Re: Explanation of SSH
From: Bill Unruh (unruh_at_string.physics.ubc.ca)
Date: Sat, 26 Jun 2004 17:45:35 +0000 (UTC)
]Having looked at the July issue of Computer Shooper (UK) magazine,
]page 269, I am still unclear on how SSH works exactly. I have googled
]and have not found a clear explanation.
]Please either point me to a web page; or enable my understanding of
]the following; or even both.
]Steps in SSH connection setup;
]1. Client issues SSH command and names server
]2. "Shopper" says "server sends back its public host and server keys
]to client". You what? Surely there is only one public key it sends
]back, and "host and server keys" means just one public key?
]3. Client adds server key(s?) to its knownhosts file if it isn't there
And tells the user it is doing so. Also if it already has a different key
in the knowhosts file for that server, it complains "loudly".
]4. Shopper says, "Client generates 256 bit random number which it
]encrypts using server and client public keys." What is the 256 bit
]random number? Is this the client's private key? How do you get client
]private and public keys, are they randomly generated once for each SSH
]client installation, or are new client public/private keys generated
]each time SSH is run?
No, the user is teh client. The user generated their own public and private
keys. The client has the public key of the server. The client and server
negotiate on which symmetric encryption algorithm they will use. The client
generates a random number which will be the key for that symmetric
algorithm. the client encrypts that random number with the public key of
the server. The server decrypts it with its private key. The two now share
a secret password. From then all all encryption is done using that
symmetric algorithm (IDEA, Blowfish, DES, 3DEs, .....)
]5."Both the client and server then use this number to generate private
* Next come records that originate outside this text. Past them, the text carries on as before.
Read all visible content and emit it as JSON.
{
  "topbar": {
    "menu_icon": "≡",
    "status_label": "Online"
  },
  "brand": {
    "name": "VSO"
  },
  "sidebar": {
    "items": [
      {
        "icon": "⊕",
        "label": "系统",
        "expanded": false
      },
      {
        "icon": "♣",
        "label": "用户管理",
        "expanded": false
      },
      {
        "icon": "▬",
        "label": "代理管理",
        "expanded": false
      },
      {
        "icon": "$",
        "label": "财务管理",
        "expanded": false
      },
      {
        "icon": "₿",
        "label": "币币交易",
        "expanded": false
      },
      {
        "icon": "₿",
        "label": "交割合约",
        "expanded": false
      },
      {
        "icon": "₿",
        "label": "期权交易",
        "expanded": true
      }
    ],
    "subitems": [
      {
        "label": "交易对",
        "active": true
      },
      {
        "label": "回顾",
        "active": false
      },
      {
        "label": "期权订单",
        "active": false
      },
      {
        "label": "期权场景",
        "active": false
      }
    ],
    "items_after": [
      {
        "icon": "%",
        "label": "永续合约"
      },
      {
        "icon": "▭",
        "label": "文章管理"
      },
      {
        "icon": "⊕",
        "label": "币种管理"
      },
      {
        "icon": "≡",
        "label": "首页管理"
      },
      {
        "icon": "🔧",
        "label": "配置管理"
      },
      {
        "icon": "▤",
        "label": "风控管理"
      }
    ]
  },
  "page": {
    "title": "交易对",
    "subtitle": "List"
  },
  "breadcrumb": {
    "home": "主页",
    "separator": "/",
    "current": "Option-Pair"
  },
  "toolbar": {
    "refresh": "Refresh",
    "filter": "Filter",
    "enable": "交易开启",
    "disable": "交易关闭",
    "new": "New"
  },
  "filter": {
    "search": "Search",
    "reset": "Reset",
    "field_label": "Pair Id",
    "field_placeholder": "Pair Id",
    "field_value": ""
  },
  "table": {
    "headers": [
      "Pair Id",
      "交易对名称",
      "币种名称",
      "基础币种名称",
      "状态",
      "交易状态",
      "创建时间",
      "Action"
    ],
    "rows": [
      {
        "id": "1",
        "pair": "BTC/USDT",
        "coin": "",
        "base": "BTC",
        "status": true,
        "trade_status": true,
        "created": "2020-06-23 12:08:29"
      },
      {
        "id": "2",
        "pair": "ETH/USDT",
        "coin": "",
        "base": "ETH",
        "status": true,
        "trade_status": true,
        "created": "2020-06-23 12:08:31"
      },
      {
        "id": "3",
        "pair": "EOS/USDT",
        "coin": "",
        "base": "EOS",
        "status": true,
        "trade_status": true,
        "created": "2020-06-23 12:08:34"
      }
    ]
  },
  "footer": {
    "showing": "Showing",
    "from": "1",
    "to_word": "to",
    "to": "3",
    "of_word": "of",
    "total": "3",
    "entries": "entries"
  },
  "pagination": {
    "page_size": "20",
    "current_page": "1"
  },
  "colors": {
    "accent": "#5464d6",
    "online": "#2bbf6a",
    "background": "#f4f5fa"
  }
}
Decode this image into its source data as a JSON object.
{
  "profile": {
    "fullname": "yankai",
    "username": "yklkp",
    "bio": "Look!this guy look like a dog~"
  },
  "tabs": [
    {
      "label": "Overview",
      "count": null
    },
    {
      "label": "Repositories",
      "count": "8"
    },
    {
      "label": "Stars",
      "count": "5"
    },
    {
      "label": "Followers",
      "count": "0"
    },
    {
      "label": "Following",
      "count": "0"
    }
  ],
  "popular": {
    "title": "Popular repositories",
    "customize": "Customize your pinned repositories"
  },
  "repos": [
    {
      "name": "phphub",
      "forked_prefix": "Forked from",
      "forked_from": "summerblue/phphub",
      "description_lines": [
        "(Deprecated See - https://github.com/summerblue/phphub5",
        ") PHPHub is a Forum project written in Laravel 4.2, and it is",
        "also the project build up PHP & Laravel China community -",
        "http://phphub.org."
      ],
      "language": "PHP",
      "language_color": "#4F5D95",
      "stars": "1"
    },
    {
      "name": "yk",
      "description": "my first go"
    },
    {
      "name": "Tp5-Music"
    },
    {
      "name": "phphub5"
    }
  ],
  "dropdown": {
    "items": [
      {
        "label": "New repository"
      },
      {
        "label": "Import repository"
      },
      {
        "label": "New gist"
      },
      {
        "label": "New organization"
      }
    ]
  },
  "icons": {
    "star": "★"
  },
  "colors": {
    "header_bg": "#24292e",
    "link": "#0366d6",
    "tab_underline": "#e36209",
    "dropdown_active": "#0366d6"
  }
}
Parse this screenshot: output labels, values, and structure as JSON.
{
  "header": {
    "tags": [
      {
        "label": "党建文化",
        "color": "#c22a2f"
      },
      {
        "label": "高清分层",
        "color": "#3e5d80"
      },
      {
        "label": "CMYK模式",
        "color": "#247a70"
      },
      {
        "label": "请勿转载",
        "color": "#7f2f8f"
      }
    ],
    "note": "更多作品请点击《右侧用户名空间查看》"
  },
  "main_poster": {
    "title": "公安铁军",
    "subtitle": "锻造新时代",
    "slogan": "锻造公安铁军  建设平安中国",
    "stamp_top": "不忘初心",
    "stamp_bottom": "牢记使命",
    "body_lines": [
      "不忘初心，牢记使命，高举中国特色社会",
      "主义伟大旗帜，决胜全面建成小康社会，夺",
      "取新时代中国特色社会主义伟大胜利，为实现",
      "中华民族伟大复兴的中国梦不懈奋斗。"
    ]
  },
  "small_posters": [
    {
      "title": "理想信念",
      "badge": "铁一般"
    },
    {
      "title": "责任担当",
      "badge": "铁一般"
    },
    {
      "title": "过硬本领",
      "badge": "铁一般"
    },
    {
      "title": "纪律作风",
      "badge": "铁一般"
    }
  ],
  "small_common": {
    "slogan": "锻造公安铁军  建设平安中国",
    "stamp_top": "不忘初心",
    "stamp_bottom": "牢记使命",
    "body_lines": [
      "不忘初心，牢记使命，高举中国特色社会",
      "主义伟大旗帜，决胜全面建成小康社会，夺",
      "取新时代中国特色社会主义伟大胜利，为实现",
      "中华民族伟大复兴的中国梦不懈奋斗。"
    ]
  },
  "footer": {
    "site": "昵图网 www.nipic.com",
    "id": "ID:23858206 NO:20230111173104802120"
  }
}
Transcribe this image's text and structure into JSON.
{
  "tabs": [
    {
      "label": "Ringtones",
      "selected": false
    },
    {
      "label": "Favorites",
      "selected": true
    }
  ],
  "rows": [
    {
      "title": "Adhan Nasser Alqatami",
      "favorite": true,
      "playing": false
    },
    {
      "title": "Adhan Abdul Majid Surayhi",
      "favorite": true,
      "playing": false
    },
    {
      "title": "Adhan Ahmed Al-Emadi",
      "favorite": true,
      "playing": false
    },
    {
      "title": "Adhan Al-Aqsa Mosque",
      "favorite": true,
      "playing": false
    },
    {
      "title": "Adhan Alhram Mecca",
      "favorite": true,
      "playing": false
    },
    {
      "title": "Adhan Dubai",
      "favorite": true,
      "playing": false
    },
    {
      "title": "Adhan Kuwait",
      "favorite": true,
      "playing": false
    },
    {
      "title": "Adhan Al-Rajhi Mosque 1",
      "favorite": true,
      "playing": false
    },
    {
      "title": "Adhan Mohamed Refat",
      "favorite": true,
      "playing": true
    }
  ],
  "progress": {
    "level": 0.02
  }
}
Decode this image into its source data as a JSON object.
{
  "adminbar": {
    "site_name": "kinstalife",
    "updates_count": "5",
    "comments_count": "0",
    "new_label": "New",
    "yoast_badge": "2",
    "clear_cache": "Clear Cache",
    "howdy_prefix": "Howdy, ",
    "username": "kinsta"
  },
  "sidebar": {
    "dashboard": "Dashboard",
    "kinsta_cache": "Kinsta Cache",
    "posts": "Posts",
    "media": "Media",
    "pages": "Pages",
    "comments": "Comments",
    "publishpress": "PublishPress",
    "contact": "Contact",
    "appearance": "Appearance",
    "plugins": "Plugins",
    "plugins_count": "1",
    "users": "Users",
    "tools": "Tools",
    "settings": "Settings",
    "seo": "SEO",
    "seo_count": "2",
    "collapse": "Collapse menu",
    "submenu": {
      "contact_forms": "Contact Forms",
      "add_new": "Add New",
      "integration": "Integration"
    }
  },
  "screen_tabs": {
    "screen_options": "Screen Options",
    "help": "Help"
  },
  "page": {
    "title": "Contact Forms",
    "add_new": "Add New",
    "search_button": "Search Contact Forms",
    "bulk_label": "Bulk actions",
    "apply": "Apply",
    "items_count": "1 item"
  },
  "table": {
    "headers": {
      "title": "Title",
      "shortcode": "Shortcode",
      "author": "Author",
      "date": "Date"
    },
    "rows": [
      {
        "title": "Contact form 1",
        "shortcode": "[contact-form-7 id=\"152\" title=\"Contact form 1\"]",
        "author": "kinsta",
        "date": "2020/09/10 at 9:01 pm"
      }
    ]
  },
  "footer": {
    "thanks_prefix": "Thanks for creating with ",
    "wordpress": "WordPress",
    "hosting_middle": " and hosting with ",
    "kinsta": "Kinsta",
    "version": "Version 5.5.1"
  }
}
]session keys".... you what? Why do you need private session keys if
]the server only has one private key always, and the client already has
]a public/private key pair from step (4)?
For the symmetric algorithm. Public key encryption and especially
decryption are horribly slow. All the traffic is encrypted using the
symmetric algorithm. The only use of the public key encryption is to
exchange that symmetric algorithm key ( and for use as authentication)
]I have to login to my SSH provider using loginname/password. Do those
]relate at all to the encryption element of the SSH transaction, ie. is
]the username/password somehow a passphrase unlocking the private key
]from the encrypted private key which the server stores; or is
]username/password simply login authentication with no encryption
No. the password username are to authenticate you to the server, just as
you do when you log in while sitting in front of it.
]Is it the case that the encrypted SSH link is established first, and
]then username/password are transferred over the encrypted link? So if
]an attacker is watching the link, is the username apparent to them, or
It is ciphered. All traffic apart from the intial contacts are encrypted.
]Is client public key generated afresh each time SSH runs, or is it
]generated just the once and then the same client public/private key
]used for all time?
Just once. By the user using ssh-keygen or by the system on installation of
ssh using ssh-keygen for the system (storing it in /etc/ssh)
The symmetric algorithm key is generated each time the two systems. contact
]Sorry for all the questions, I'm curious how all this works and would
]like some clarity.